• Data for this exercise:

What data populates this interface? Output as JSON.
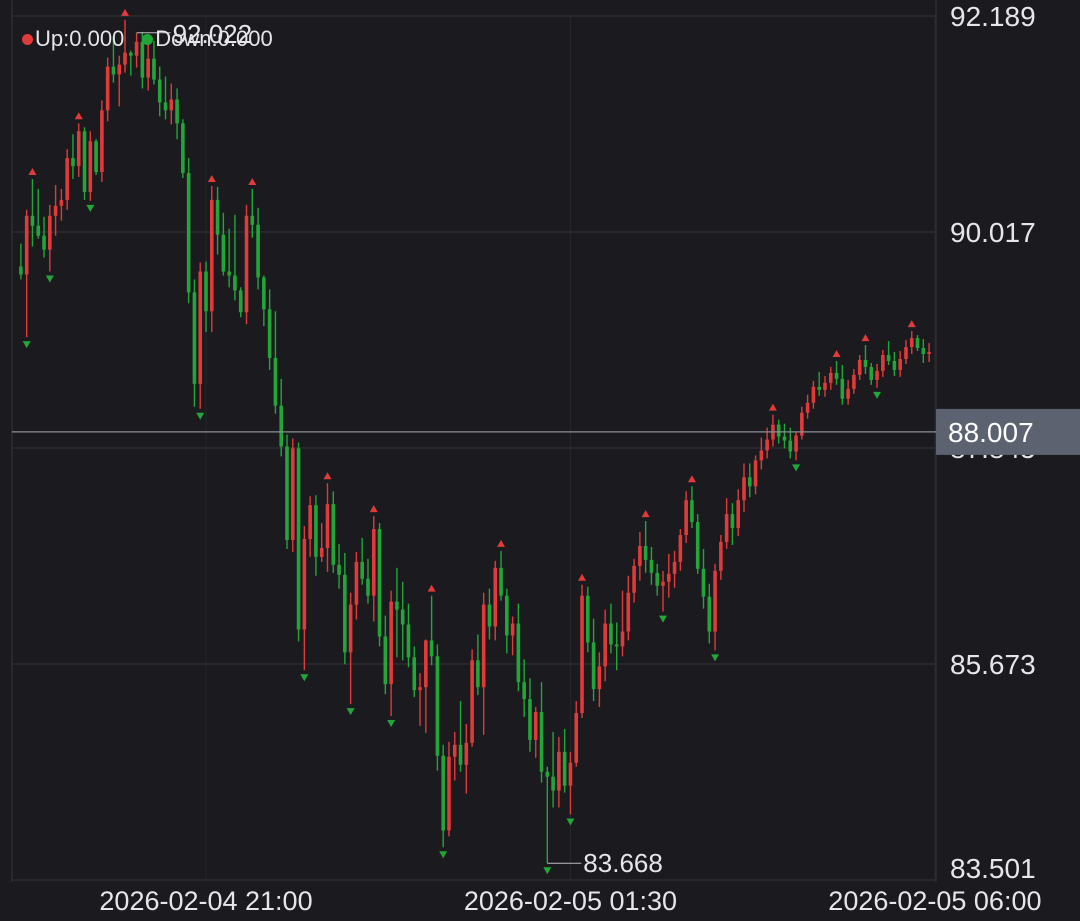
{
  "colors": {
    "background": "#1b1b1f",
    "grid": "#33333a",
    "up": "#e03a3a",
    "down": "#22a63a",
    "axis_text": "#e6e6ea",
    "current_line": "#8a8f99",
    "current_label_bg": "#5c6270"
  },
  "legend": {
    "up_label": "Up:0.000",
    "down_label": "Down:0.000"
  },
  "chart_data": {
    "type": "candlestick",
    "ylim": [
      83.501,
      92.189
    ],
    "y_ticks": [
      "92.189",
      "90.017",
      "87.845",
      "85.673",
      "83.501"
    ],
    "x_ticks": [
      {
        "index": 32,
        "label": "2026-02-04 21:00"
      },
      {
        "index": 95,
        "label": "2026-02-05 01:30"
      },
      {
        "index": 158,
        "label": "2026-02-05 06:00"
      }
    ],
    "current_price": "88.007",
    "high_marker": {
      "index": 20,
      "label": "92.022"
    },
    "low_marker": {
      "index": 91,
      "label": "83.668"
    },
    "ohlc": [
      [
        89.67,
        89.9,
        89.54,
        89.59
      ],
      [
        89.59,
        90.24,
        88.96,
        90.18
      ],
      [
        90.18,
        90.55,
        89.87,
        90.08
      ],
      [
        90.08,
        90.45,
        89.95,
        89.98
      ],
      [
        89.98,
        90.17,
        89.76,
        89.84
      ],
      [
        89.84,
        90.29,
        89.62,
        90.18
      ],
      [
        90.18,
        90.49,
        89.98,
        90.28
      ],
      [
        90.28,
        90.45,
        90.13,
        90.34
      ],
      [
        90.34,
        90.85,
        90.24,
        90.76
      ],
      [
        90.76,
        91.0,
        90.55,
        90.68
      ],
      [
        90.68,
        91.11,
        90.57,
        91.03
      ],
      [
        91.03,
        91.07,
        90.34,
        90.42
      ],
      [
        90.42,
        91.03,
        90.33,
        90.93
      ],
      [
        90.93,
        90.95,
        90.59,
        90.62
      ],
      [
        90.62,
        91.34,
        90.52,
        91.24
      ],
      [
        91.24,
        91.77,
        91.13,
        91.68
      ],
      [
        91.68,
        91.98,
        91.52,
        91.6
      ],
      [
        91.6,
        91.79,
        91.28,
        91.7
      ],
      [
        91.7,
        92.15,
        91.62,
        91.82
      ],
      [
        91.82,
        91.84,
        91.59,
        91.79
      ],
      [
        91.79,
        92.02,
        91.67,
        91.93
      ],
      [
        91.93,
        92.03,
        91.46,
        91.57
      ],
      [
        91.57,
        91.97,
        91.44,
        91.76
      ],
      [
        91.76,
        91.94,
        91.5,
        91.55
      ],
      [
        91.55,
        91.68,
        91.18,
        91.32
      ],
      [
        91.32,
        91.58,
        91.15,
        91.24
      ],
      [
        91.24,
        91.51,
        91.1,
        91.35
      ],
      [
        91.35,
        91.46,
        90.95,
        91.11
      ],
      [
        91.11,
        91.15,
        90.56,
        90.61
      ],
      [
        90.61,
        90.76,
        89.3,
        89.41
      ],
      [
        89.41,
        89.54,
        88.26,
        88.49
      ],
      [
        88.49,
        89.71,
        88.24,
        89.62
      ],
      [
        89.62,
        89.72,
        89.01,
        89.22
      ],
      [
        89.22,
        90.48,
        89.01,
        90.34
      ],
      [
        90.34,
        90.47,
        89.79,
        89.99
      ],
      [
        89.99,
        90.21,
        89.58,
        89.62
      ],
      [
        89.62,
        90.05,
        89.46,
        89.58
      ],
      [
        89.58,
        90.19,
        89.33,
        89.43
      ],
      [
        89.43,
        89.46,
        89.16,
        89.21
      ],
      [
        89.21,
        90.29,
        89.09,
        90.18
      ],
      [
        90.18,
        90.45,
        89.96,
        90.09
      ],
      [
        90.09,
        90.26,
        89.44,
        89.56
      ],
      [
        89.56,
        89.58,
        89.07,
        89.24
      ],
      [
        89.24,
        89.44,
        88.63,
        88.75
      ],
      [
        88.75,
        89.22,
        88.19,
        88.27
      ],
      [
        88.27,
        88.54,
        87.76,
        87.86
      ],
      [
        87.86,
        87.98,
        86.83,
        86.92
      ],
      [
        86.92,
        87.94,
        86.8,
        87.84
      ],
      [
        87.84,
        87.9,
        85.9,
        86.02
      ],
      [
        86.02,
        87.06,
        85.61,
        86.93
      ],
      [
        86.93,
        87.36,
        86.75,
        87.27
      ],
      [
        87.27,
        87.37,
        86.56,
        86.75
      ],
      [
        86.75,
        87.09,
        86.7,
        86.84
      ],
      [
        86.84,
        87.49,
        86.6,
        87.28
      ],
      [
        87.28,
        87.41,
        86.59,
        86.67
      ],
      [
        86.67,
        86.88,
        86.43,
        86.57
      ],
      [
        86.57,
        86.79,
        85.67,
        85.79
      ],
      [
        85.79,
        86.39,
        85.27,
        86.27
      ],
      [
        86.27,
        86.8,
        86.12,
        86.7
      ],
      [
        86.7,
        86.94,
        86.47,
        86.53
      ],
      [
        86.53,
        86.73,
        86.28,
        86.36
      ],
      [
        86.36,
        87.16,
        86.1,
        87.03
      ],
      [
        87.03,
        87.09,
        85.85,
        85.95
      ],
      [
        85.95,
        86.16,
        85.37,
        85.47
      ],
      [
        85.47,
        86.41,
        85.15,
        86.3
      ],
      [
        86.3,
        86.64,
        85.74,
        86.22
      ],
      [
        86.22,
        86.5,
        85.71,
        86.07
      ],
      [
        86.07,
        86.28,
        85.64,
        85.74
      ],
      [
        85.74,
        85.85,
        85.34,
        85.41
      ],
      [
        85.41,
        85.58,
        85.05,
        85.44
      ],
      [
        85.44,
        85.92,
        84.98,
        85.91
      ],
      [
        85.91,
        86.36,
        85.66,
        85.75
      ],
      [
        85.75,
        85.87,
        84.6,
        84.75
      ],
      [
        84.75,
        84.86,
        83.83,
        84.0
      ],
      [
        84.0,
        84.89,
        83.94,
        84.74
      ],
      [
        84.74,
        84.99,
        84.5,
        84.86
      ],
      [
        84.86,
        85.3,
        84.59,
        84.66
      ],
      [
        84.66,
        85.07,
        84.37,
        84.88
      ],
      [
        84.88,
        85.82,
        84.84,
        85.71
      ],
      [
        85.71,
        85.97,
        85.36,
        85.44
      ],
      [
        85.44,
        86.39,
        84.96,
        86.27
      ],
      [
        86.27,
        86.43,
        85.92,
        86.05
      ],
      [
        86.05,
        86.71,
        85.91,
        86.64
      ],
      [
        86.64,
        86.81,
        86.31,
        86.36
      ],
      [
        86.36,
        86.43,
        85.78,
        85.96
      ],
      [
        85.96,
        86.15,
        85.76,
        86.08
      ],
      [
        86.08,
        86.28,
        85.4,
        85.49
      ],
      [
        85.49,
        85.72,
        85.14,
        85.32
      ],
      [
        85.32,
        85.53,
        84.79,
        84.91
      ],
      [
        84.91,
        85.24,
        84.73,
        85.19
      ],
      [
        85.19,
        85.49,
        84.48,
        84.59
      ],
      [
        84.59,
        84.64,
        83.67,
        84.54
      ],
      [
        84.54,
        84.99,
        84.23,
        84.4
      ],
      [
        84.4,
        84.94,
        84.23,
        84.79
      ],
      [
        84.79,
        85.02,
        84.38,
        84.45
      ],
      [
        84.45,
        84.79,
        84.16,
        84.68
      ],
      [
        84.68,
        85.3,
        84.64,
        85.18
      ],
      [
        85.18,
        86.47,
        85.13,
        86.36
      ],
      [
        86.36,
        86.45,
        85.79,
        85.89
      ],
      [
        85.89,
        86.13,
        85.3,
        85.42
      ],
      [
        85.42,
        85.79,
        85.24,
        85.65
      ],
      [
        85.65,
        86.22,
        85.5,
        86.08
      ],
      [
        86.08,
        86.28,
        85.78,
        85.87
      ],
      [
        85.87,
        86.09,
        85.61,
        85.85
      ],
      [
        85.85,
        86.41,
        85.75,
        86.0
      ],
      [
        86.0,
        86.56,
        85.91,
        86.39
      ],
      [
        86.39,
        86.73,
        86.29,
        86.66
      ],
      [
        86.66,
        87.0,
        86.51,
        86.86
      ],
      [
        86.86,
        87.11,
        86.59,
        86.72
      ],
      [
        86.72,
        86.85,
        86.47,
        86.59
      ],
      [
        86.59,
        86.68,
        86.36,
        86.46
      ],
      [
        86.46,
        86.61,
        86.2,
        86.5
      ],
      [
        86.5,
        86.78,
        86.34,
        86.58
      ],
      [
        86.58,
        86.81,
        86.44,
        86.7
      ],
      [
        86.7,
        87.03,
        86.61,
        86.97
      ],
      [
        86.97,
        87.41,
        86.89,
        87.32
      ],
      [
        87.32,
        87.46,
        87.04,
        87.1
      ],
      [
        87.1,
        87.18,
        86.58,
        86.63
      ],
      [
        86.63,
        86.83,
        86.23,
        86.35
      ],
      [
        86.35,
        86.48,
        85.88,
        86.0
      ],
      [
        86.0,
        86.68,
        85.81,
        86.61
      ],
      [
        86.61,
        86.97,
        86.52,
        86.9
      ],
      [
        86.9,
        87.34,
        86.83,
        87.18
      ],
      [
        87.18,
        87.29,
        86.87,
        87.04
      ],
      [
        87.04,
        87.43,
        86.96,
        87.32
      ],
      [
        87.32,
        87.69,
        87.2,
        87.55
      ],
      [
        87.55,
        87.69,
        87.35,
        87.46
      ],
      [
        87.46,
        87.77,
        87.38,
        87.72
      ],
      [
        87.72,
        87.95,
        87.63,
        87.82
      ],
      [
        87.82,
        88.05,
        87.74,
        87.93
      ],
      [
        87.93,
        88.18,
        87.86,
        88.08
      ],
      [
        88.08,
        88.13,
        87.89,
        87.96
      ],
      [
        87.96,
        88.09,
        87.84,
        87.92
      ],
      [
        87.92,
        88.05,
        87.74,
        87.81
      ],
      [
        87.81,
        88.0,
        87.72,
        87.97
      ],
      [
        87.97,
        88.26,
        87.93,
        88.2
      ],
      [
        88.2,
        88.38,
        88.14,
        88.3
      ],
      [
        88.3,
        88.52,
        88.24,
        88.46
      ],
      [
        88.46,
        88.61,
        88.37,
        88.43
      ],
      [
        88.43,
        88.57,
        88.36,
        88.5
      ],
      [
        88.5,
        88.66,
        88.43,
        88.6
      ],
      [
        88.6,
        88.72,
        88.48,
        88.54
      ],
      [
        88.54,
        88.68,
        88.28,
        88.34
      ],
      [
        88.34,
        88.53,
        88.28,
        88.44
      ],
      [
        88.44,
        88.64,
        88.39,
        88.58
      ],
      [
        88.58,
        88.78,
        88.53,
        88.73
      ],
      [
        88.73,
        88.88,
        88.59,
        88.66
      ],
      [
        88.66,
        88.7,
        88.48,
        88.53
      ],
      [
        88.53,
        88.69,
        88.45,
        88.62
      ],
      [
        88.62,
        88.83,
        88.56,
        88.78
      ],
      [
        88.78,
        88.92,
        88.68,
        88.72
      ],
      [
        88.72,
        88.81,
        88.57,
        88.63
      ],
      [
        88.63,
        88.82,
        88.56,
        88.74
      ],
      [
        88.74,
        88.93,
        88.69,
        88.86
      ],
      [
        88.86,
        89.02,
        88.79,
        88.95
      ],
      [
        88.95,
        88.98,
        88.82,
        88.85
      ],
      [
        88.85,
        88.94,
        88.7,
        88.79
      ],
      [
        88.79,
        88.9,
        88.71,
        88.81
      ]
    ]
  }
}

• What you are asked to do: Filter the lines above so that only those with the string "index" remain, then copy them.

• Solution to this exercise:
        "index": 32,
        "index": 95,
        "index": 158,
      "index": 20,
      "index": 91,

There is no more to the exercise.